The response must contain every line of the records that follow, duplicated exactly.

(Interface dataset entries)
——————————

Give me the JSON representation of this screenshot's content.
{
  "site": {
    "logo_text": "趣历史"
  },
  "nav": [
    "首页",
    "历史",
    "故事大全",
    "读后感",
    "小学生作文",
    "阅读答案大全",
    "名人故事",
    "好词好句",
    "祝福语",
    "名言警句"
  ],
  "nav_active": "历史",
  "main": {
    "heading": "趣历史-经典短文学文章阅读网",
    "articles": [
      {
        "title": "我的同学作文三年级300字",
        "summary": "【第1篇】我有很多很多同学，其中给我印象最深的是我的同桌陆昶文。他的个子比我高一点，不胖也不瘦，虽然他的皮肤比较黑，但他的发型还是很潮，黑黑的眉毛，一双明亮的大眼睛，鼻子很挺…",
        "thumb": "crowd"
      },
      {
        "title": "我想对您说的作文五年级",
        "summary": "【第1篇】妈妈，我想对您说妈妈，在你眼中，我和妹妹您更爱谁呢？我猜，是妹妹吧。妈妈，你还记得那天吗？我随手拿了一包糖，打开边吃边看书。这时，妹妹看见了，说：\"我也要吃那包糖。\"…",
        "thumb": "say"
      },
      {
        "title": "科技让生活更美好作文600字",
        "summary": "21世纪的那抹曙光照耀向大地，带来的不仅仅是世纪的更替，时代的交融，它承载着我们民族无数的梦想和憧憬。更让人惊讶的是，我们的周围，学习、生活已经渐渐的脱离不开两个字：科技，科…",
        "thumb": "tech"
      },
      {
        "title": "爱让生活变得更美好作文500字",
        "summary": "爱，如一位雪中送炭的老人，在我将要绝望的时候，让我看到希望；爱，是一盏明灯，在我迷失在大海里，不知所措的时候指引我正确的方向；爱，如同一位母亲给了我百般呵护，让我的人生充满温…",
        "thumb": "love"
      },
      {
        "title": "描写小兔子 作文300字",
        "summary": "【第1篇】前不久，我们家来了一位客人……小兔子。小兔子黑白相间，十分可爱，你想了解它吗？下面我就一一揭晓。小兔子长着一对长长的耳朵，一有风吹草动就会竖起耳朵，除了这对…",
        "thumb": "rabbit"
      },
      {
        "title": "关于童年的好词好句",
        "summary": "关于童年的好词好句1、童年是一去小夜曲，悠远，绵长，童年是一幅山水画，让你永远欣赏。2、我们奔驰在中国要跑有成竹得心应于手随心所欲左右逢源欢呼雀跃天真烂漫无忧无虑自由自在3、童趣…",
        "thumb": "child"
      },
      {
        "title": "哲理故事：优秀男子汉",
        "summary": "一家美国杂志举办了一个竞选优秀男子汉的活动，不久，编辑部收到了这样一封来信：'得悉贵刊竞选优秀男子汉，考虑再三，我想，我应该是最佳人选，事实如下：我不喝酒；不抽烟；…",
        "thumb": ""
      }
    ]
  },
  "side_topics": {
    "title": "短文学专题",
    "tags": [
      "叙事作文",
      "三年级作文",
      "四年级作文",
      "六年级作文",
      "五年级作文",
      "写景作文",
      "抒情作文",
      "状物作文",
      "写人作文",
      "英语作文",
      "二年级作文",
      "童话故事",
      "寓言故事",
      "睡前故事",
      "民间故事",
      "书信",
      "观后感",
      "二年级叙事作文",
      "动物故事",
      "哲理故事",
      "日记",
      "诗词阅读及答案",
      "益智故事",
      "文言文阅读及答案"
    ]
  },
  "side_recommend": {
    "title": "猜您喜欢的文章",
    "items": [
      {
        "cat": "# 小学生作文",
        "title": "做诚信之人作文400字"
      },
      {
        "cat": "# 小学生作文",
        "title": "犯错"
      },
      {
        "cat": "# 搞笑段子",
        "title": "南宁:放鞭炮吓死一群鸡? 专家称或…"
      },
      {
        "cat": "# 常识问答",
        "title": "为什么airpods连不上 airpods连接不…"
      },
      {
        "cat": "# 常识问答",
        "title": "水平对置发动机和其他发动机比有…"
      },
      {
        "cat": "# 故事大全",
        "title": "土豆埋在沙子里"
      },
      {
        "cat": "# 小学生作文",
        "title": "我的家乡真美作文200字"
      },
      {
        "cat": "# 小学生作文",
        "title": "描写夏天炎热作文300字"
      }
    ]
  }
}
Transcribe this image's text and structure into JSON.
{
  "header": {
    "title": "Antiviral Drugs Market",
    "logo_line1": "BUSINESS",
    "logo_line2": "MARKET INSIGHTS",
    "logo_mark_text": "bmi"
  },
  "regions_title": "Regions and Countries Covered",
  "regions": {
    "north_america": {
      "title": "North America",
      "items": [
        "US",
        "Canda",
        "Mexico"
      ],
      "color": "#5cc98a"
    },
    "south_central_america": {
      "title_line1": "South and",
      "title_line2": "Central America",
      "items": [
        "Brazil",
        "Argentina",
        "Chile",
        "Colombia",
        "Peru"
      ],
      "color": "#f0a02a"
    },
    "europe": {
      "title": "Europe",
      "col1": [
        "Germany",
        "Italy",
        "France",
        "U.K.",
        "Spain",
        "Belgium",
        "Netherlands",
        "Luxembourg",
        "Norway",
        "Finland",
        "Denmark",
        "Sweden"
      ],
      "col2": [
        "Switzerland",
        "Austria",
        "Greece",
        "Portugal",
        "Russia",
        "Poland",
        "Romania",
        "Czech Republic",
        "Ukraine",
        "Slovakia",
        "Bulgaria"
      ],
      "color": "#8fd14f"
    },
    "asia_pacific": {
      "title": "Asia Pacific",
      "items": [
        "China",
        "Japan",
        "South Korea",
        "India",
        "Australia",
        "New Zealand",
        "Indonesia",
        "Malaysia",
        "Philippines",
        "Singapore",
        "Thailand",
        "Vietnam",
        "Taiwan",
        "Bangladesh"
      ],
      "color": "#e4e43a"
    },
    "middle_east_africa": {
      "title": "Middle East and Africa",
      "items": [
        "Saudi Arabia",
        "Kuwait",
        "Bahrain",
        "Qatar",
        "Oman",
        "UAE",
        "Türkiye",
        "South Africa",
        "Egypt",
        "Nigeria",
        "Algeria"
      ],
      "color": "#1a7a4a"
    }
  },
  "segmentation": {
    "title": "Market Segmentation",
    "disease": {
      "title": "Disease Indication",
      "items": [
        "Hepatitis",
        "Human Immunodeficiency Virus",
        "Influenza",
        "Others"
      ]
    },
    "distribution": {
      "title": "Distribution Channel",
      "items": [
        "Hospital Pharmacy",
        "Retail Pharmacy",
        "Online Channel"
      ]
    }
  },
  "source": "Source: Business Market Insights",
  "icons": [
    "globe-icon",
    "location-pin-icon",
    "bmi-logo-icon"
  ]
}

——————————

**REPLY**
Give me the JSON representation of this screenshot's content.
{
  "site": {
    "logo_text": "趣历史"
  },
  "nav": [
    "首页",
    "历史",
    "故事大全",
    "读后感",
    "小学生作文",
    "阅读答案大全",
    "名人故事",
    "好词好句",
    "祝福语",
    "名言警句"
  ],
  "nav_active": "历史",
  "main": {
    "heading": "趣历史-经典短文学文章阅读网",
    "articles": [
      {
        "title": "我的同学作文三年级300字",
        "summary": "【第1篇】我有很多很多同学，其中给我印象最深的是我的同桌陆昶文。他的个子比我高一点，不胖也不瘦，虽然他的皮肤比较黑，但他的发型还是很潮，黑黑的眉毛，一双明亮的大眼睛，鼻子很挺…",
        "thumb": "crowd"
      },
      {
        "title": "我想对您说的作文五年级",
        "summary": "【第1篇】妈妈，我想对您说妈妈，在你眼中，我和妹妹您更爱谁呢？我猜，是妹妹吧。妈妈，你还记得那天吗？我随手拿了一包糖，打开边吃边看书。这时，妹妹看见了，说：\"我也要吃那包糖。\"…",
        "thumb": "say"
      },
      {
        "title": "科技让生活更美好作文600字",
        "summary": "21世纪的那抹曙光照耀向大地，带来的不仅仅是世纪的更替，时代的交融，它承载着我们民族无数的梦想和憧憬。更让人惊讶的是，我们的周围，学习、生活已经渐渐的脱离不开两个字：科技，科…",
        "thumb": "tech"
      },
      {
        "title": "爱让生活变得更美好作文500字",
        "summary": "爱，如一位雪中送炭的老人，在我将要绝望的时候，让我看到希望；爱，是一盏明灯，在我迷失在大海里，不知所措的时候指引我正确的方向；爱，如同一位母亲给了我百般呵护，让我的人生充满温…",
        "thumb": "love"
      },
      {
        "title": "描写小兔子 作文300字",
        "summary": "【第1篇】前不久，我们家来了一位客人……小兔子。小兔子黑白相间，十分可爱，你想了解它吗？下面我就一一揭晓。小兔子长着一对长长的耳朵，一有风吹草动就会竖起耳朵，除了这对…",
        "thumb": "rabbit"
      },
      {
        "title": "关于童年的好词好句",
        "summary": "关于童年的好词好句1、童年是一去小夜曲，悠远，绵长，童年是一幅山水画，让你永远欣赏。2、我们奔驰在中国要跑有成竹得心应于手随心所欲左右逢源欢呼雀跃天真烂漫无忧无虑自由自在3、童趣…",
        "thumb": "child"
      },
      {
        "title": "哲理故事：优秀男子汉",
        "summary": "一家美国杂志举办了一个竞选优秀男子汉的活动，不久，编辑部收到了这样一封来信：'得悉贵刊竞选优秀男子汉，考虑再三，我想，我应该是最佳人选，事实如下：我不喝酒；不抽烟；…",
        "thumb": ""
      }
    ]
  },
  "side_topics": {
    "title": "短文学专题",
    "tags": [
      "叙事作文",
      "三年级作文",
      "四年级作文",
      "六年级作文",
      "五年级作文",
      "写景作文",
      "抒情作文",
      "状物作文",
      "写人作文",
      "英语作文",
      "二年级作文",
      "童话故事",
      "寓言故事",
      "睡前故事",
      "民间故事",
      "书信",
      "观后感",
      "二年级叙事作文",
      "动物故事",
      "哲理故事",
      "日记",
      "诗词阅读及答案",
      "益智故事",
      "文言文阅读及答案"
    ]
  },
  "side_recommend": {
    "title": "猜您喜欢的文章",
    "items": [
      {
        "cat": "# 小学生作文",
        "title": "做诚信之人作文400字"
      },
      {
        "cat": "# 小学生作文",
        "title": "犯错"
      },
      {
        "cat": "# 搞笑段子",
        "title": "南宁:放鞭炮吓死一群鸡? 专家称或…"
      },
      {
        "cat": "# 常识问答",
        "title": "为什么airpods连不上 airpods连接不…"
      },
      {
        "cat": "# 常识问答",
        "title": "水平对置发动机和其他发动机比有…"
      },
      {
        "cat": "# 故事大全",
        "title": "土豆埋在沙子里"
      },
      {
        "cat": "# 小学生作文",
        "title": "我的家乡真美作文200字"
      },
      {
        "cat": "# 小学生作文",
        "title": "描写夏天炎热作文300字"
      }
    ]
  }
}
Transcribe this image's text and structure into JSON.
{
  "header": {
    "title": "Antiviral Drugs Market",
    "logo_line1": "BUSINESS",
    "logo_line2": "MARKET INSIGHTS",
    "logo_mark_text": "bmi"
  },
  "regions_title": "Regions and Countries Covered",
  "regions": {
    "north_america": {
      "title": "North America",
      "items": [
        "US",
        "Canda",
        "Mexico"
      ],
      "color": "#5cc98a"
    },
    "south_central_america": {
      "title_line1": "South and",
      "title_line2": "Central America",
      "items": [
        "Brazil",
        "Argentina",
        "Chile",
        "Colombia",
        "Peru"
      ],
      "color": "#f0a02a"
    },
    "europe": {
      "title": "Europe",
      "col1": [
        "Germany",
        "Italy",
        "France",
        "U.K.",
        "Spain",
        "Belgium",
        "Netherlands",
        "Luxembourg",
        "Norway",
        "Finland",
        "Denmark",
        "Sweden"
      ],
      "col2": [
        "Switzerland",
        "Austria",
        "Greece",
        "Portugal",
        "Russia",
        "Poland",
        "Romania",
        "Czech Republic",
        "Ukraine",
        "Slovakia",
        "Bulgaria"
      ],
      "color": "#8fd14f"
    },
    "asia_pacific": {
      "title": "Asia Pacific",
      "items": [
        "China",
        "Japan",
        "South Korea",
        "India",
        "Australia",
        "New Zealand",
        "Indonesia",
        "Malaysia",
        "Philippines",
        "Singapore",
        "Thailand",
        "Vietnam",
        "Taiwan",
        "Bangladesh"
      ],
      "color": "#e4e43a"
    },
    "middle_east_africa": {
      "title": "Middle East and Africa",
      "items": [
        "Saudi Arabia",
        "Kuwait",
        "Bahrain",
        "Qatar",
        "Oman",
        "UAE",
        "Türkiye",
        "South Africa",
        "Egypt",
        "Nigeria",
        "Algeria"
      ],
      "color": "#1a7a4a"
    }
  },
  "segmentation": {
    "title": "Market Segmentation",
    "disease": {
      "title": "Disease Indication",
      "items": [
        "Hepatitis",
        "Human Immunodeficiency Virus",
        "Influenza",
        "Others"
      ]
    },
    "distribution": {
      "title": "Distribution Channel",
      "items": [
        "Hospital Pharmacy",
        "Retail Pharmacy",
        "Online Channel"
      ]
    }
  },
  "source": "Source: Business Market Insights",
  "icons": [
    "globe-icon",
    "location-pin-icon",
    "bmi-logo-icon"
  ]
}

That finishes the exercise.